When Does A Religion Deserve Our Respect?

Rev. Moon, the Korean founder of the Unification Church, whose followers are often called the "Moonies," died this week. Reflecting on his life and teachings, Kate Blanchard ponders how we respond to strange, new religious ideas – and argues for resisting our tendency to dismiss or ridicule them:

Moon did not invent arranged marriages; it is impossible to know what he believed; every new religion faces critique from older religions; and many social scientists now admit that any distinction between “cult-like techniques” like so-called mind-control, "coercive persuasion," and other more “normal” sorts of education or socialization, is in the eye of the beholder. In short, the Unification Church’s beginnings are not particularly radical when compared to other religions’ beginnings. So while it is certainly convenient (and mentally satisfying) to ridicule and dismiss, it also prematurely shuts down any meaningful reflection or conversation between different world views.

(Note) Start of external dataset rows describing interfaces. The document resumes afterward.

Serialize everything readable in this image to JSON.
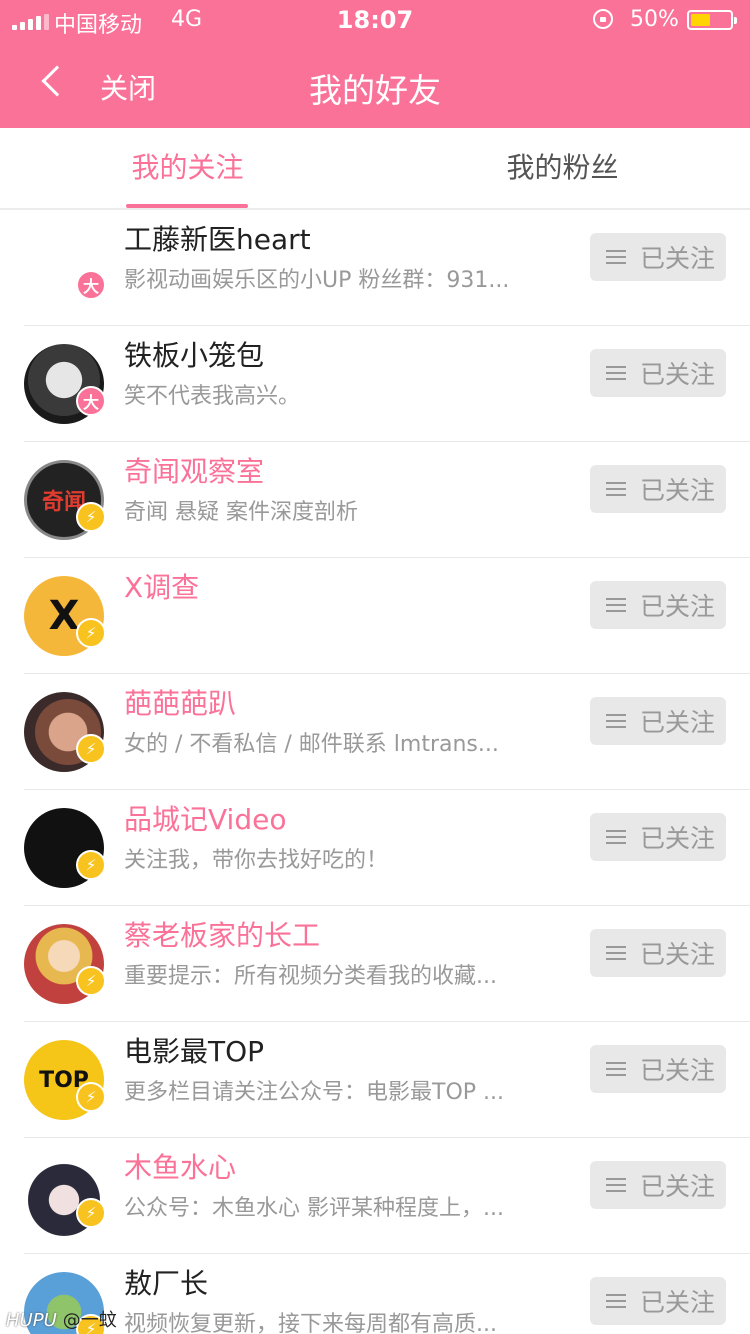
{
  "status_bar": {
    "carrier": "中国移动",
    "network": "4G",
    "time": "18:07",
    "battery_pct": "50%",
    "battery_level": 0.5
  },
  "nav": {
    "back_label": "关闭",
    "title": "我的好友"
  },
  "tabs": [
    {
      "label": "我的关注",
      "active": true
    },
    {
      "label": "我的粉丝",
      "active": false
    }
  ],
  "colors": {
    "accent": "#fb7299",
    "badge_yellow": "#f9c31f",
    "button_bg": "#e8e8e8"
  },
  "follow_label": "已关注",
  "users": [
    {
      "name": "工藤新医heart",
      "desc": "影视动画娱乐区的小UP 粉丝群：931...",
      "name_color": "default",
      "badge": "大",
      "avatar_icon": "calligraphy-avatar"
    },
    {
      "name": "铁板小笼包",
      "desc": "笑不代表我高兴。",
      "name_color": "default",
      "badge": "大",
      "avatar_icon": "joker-face-avatar"
    },
    {
      "name": "奇闻观察室",
      "desc": "奇闻 悬疑 案件深度剖析",
      "name_color": "pink",
      "badge": "⚡",
      "avatar_icon": "qiwen-logo-avatar",
      "avatar_text": "奇闻"
    },
    {
      "name": "X调查",
      "desc": "",
      "name_color": "pink",
      "badge": "⚡",
      "avatar_icon": "x-logo-avatar",
      "avatar_text": "X"
    },
    {
      "name": "葩葩葩趴",
      "desc": "女的 / 不看私信 / 邮件联系 lmtrans...",
      "name_color": "pink",
      "badge": "⚡",
      "avatar_icon": "face-photo-avatar"
    },
    {
      "name": "品城记Video",
      "desc": "关注我，带你去找好吃的！",
      "name_color": "pink",
      "badge": "⚡",
      "avatar_icon": "pinchengji-logo-avatar"
    },
    {
      "name": "蔡老板家的长工",
      "desc": "重要提示：所有视频分类看我的收藏...",
      "name_color": "pink",
      "badge": "⚡",
      "avatar_icon": "anime-boy-avatar"
    },
    {
      "name": "电影最TOP",
      "desc": "更多栏目请关注公众号：电影最TOP ...",
      "name_color": "default",
      "badge": "⚡",
      "avatar_icon": "movie-top-logo-avatar",
      "avatar_text": "TOP"
    },
    {
      "name": "木鱼水心",
      "desc": "公众号：木鱼水心 影评某种程度上，...",
      "name_color": "pink",
      "badge": "⚡",
      "avatar_icon": "anime-character-avatar"
    },
    {
      "name": "敖厂长",
      "desc": "视频恢复更新，接下来每周都有高质...",
      "name_color": "default",
      "badge": "⚡",
      "avatar_icon": "dragon-cartoon-avatar"
    }
  ],
  "watermark": {
    "brand": "HUPU",
    "user": "@一蚊"
  }
}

Our other choice—and, I think, a better choice—is to accept, even respect, others’ experiences as their experiences, even if they don’t make sense in our own world.

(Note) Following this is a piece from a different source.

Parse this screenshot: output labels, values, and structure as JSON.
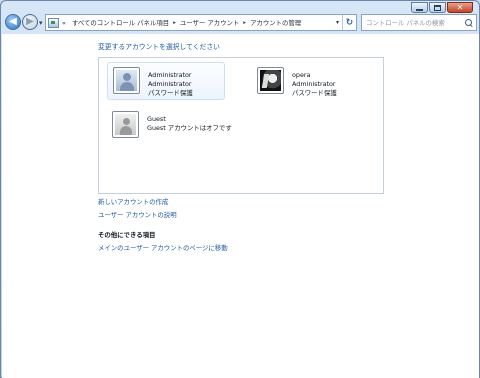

This isn’t easy, I’ll admit; Moon’s unbelievable autobiography, his later congressional coronation, questionable business practices, and family squabbles all put my posture of respect to the test, to say the least. (The Catholic Church and the Westboro Baptist Church do the same.) But ultimately I have decided to assume he was working in good faith. Not dismissing him as a charlatan doesn’t mean I agree with his teachings on sexuality or his economic behaviors; it doesn’t mean I believe he was anointed by God to do any particular salvific work on my behalf. It simply means that I must take Moon seriously, as if he were, well, an actual human being who tried to pursue happiness and avoid suffering, and who probably succeeded and failed at both in equal measure. I can empathize with him at that most basic level; I’ve never claimed to be God’s anointed, but I certainly say and do plenty of things that others question or that I later regret.